--- Given information ---
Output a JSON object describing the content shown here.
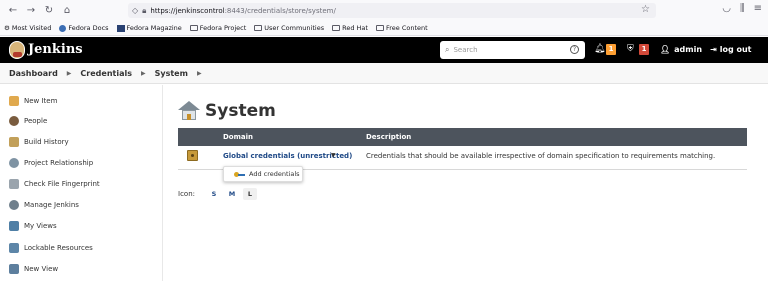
{
  "browser": {
    "url_host": "https://jenkinscontrol",
    "url_rest": ":8443/credentials/store/system/",
    "bookmarks": [
      "Most Visited",
      "Fedora Docs",
      "Fedora Magazine",
      "Fedora Project",
      "User Communities",
      "Red Hat",
      "Free Content"
    ]
  },
  "header": {
    "title": "Jenkins",
    "search_placeholder": "Search",
    "notifications_count": "1",
    "security_count": "1",
    "user": "admin",
    "logout": "log out"
  },
  "breadcrumb": [
    "Dashboard",
    "Credentials",
    "System"
  ],
  "sidebar": {
    "items": [
      {
        "label": "New Item",
        "icon": "new-item-icon",
        "color": "#e0a94e"
      },
      {
        "label": "People",
        "icon": "people-icon",
        "color": "#7a5c3f"
      },
      {
        "label": "Build History",
        "icon": "build-history-icon",
        "color": "#c2a05a"
      },
      {
        "label": "Project Relationship",
        "icon": "magnifier-icon",
        "color": "#7f93a3"
      },
      {
        "label": "Check File Fingerprint",
        "icon": "fingerprint-icon",
        "color": "#9aa4ad"
      },
      {
        "label": "Manage Jenkins",
        "icon": "gear-icon",
        "color": "#6f7f8c"
      },
      {
        "label": "My Views",
        "icon": "my-views-icon",
        "color": "#4f7fa6"
      },
      {
        "label": "Lockable Resources",
        "icon": "lock-resource-icon",
        "color": "#5d86a8"
      },
      {
        "label": "New View",
        "icon": "folder-icon",
        "color": "#5d7f9e"
      }
    ]
  },
  "main": {
    "title": "System",
    "columns": [
      "Domain",
      "Description"
    ],
    "rows": [
      {
        "domain": "Global credentials (unrestricted)",
        "description": "Credentials that should be available irrespective of domain specification to requirements matching."
      }
    ],
    "dropdown_item": "Add credentials",
    "icon_label": "Icon:",
    "icon_sizes": [
      "S",
      "M",
      "L"
    ]
  }
}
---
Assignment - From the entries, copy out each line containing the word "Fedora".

Result of the exercise -
      "Fedora Docs",
      "Fedora Magazine",
      "Fedora Project",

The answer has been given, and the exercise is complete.